Publisher's Weekly Review

In this intriguing, albeit somewhat haughty, culinary treatise, Brenner (1996 winner of the James Beard Award for journalism and the author of several books on wine and food) attempts to discern whether an American cuisine exists. Brenner observes that "Americans love big flavors. As a group, we tend not to have, shall we say, refined tastes," and from there she sets out to define what is American cuisineÄmostly from a perspective of culinary sophisticationÄas evidenced in what is offered by grocery stores, restaurants and cookbooks. She gives a brief history of the American culinary evolution, from the clever and imaginative cooking methods of the Native Americans and Dutch (which were altered to suit the bland Puritan taste) to Thomas Jefferson's introduction of French foods to the era of industrial canning, which Brenner believes led to the demise of American gastronomy.

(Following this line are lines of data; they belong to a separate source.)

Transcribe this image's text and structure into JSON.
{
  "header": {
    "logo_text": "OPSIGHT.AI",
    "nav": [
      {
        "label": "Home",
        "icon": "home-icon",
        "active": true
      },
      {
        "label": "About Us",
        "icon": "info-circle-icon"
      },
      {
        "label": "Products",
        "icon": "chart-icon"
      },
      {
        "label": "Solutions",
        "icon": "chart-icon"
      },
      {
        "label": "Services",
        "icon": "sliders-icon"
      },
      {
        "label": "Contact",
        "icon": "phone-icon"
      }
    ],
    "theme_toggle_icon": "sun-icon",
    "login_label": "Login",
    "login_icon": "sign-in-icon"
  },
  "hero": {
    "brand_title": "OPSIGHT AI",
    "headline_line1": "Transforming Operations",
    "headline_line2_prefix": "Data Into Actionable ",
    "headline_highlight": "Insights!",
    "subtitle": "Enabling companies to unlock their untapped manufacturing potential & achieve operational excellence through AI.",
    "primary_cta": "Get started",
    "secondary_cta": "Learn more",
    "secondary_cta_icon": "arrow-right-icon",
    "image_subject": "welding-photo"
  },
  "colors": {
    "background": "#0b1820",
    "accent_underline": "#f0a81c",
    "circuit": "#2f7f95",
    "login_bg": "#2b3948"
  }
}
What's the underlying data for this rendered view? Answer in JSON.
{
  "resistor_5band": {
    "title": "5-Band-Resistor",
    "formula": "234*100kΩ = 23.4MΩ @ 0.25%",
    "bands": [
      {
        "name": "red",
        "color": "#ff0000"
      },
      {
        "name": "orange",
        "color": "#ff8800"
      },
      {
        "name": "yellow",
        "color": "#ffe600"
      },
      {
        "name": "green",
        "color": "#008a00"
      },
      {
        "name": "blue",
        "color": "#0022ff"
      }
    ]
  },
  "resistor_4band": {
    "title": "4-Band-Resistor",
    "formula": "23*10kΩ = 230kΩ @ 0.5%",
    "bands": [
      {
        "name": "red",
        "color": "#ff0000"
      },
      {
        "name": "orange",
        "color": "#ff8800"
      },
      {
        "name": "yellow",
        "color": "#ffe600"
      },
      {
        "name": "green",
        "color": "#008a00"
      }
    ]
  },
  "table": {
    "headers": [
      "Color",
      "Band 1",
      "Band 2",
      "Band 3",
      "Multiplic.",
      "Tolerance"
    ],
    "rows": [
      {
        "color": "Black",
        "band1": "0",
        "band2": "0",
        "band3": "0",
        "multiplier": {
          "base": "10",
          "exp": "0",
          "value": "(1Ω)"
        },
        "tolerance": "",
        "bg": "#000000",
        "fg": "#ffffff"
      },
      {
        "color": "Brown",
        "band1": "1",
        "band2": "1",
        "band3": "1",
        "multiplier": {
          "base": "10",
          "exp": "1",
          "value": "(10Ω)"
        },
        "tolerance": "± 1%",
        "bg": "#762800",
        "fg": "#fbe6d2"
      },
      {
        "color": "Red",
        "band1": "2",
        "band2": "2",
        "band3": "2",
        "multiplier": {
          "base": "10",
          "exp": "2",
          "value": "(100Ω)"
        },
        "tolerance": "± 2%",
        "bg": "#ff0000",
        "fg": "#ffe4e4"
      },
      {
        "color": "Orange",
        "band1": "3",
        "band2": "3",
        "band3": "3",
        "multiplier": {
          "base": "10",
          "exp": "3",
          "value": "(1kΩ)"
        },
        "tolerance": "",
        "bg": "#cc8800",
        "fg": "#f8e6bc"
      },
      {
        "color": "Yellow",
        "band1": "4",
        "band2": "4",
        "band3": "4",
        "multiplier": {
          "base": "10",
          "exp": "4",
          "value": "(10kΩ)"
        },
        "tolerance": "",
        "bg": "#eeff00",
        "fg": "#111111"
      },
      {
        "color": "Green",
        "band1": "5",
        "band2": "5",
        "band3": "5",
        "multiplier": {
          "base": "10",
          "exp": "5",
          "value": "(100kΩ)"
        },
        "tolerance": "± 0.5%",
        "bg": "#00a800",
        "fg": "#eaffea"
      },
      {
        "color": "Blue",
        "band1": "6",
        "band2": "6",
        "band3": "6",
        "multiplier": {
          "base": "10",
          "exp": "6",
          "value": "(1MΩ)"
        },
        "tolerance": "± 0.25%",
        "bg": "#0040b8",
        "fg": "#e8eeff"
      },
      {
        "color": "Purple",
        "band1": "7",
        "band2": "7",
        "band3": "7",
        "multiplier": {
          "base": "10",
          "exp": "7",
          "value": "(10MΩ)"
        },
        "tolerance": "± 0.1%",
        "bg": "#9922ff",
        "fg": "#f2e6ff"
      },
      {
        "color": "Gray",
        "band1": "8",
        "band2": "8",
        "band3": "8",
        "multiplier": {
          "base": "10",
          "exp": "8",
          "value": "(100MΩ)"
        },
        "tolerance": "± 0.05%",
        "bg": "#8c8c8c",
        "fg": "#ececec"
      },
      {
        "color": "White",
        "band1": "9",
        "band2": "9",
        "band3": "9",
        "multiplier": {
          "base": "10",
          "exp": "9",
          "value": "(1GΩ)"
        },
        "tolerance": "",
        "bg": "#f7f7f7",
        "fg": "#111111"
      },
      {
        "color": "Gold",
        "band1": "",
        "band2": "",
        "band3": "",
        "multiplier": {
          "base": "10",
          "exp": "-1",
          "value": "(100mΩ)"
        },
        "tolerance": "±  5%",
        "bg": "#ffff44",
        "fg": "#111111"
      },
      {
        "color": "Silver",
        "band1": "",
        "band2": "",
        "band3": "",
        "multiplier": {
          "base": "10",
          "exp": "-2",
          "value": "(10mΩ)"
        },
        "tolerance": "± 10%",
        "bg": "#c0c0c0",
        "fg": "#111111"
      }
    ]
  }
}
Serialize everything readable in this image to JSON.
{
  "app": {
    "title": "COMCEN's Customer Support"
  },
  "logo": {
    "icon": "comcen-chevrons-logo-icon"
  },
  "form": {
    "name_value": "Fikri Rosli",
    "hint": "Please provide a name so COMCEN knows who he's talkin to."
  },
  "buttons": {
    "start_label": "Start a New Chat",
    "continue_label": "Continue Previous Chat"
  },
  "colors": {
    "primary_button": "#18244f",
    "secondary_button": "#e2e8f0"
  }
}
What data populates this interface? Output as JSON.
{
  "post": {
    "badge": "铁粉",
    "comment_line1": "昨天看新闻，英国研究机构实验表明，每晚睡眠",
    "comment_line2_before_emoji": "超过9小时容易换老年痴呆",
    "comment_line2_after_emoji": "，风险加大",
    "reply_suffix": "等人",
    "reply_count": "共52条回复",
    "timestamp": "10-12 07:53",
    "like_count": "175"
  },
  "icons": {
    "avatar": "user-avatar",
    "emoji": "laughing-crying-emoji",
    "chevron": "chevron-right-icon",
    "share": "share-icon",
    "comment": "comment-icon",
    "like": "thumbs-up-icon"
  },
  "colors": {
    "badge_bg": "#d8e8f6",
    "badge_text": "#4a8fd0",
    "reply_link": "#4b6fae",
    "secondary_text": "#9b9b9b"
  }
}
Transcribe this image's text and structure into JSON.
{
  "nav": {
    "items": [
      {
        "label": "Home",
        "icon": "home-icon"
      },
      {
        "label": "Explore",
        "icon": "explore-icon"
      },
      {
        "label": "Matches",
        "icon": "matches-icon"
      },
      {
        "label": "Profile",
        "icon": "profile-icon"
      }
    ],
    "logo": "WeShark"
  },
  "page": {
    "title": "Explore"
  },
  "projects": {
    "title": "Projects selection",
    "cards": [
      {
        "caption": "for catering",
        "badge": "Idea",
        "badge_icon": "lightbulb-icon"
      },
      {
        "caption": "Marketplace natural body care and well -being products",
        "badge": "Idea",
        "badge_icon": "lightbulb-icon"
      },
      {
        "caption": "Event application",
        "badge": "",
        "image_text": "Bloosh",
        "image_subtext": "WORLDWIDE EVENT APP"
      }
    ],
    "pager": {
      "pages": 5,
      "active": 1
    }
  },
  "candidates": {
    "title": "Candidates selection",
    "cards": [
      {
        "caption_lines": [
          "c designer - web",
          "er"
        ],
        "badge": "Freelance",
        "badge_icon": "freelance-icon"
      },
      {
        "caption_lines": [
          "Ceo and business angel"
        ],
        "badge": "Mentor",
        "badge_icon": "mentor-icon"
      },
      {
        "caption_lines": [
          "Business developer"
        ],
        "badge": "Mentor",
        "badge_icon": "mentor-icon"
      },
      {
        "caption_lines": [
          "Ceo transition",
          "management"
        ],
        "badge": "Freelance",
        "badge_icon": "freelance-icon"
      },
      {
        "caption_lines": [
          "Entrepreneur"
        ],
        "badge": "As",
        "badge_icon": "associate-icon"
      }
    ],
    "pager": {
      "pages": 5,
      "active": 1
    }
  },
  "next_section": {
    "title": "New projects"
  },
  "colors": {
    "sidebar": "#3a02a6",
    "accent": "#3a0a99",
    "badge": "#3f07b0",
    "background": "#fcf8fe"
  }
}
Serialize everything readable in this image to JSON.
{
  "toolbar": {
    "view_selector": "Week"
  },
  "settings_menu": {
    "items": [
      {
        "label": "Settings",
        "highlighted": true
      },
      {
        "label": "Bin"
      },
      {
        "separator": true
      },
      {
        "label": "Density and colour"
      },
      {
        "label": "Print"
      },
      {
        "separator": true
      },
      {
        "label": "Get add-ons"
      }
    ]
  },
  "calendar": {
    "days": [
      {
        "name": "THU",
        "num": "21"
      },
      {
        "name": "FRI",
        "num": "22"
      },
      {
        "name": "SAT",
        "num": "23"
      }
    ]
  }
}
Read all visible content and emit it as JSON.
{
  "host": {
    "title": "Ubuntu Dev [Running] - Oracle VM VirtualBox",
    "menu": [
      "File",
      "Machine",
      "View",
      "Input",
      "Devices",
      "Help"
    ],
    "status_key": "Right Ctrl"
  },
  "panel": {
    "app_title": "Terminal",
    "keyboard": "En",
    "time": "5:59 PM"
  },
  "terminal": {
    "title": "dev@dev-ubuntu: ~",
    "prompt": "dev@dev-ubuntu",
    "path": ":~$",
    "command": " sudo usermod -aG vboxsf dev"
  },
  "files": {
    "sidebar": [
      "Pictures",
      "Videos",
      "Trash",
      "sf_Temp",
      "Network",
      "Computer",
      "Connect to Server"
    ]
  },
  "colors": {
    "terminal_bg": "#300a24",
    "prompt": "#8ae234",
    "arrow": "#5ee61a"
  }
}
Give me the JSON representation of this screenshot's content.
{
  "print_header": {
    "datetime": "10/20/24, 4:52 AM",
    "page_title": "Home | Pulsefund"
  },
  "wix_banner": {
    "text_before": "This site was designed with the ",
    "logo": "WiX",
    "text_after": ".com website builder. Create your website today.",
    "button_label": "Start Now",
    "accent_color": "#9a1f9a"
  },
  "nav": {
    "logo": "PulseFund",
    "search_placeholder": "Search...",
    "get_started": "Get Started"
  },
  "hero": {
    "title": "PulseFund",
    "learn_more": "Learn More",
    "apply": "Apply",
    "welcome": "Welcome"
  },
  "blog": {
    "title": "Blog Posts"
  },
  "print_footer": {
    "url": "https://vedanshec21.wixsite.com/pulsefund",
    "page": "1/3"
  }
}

In a chapter entitled "Xenophobes No More: The Foreign Influence," she lists the contributions that have been made by people from other countries, especially since the Immigration Act of 1965. A chapter on "chic" food informs that celery ruled in the 1860s, oranges gained prominence in the 1870s and vichyssoise came of age in the 1920s. In the end, Brenner states that American cuisine is "alive, it's vibrant, it's hereÄthough it's only just starting to come into its own." Although her tone may irk readers not from New England or California ("In many cities and towns across America, the gastronomic revolution has yet to arrive"), Brenner offers a fascinating look into the history of America's cuisine. (Apr.) (c) Copyright PWxyz, LLC. All rights reserved

Library Journal Review

Is there such as thing as an American cuisine? Brenner, author of Fear of Wine: An Introductory Guide to the Grape (LJ 10/1/95), attempts to answer that question in an intriguing, detailed look at the changes in American cooking and dining. After delving into Americas culinary history, from the effects of the Domestic Science movement to the origins of contemporary trends, including the celebrity chef, Brenner explores other forces that have influenced American cooking, such as immigrant cuisines and the connection between the growth of farmers markets and todays emphasis on fresh, seasonal ingredients. Lightly seasoned with personal anecdotes, American Appetite is filled with fascinating food facts as well as a soupon of information on culinary icons like Alice Waters and Julia Child. Recommended for large public libraries, academic libraries with cookery arts collections, or any library craving a generous serving of culinary wisdom.John Charles, Scottsdale P.L., AZ (c) Copyright 2010. Library Journals LLC, a wholly owned subsidiary of Media Source, Inc. No redistribution permitted.

Table of Contents

Wayne Nish
Forewordp. xi
Introductionp. 1
Chapter 1 How We Lost Gastronomyp. 9
Chapter 2 Why Julia Child Captured Our Imaginationp. 27
Chapter 3 Regular Fish and Sacred Cowsp. 53
Chapter 4 Xenophobes No More: The Foreign Influencep. 81
Chapter 5 The California Visionp. 121
Chapter 6 Food as Chicp. 159
Chapter 7 It's Delicious, But is it Cuisine?p. 187
Chapter 8 The American Menup. 225
Chapter 9 Dining and the American Palatep. 247
Chapter 10 The Farmers' Market Movementp. 277
Chapter 11 The Pursuit of Happinessp. 297
Postscript: Into the Millenniump. 315
Notesp. 325
Bibliographyp. 349
Indexp. 360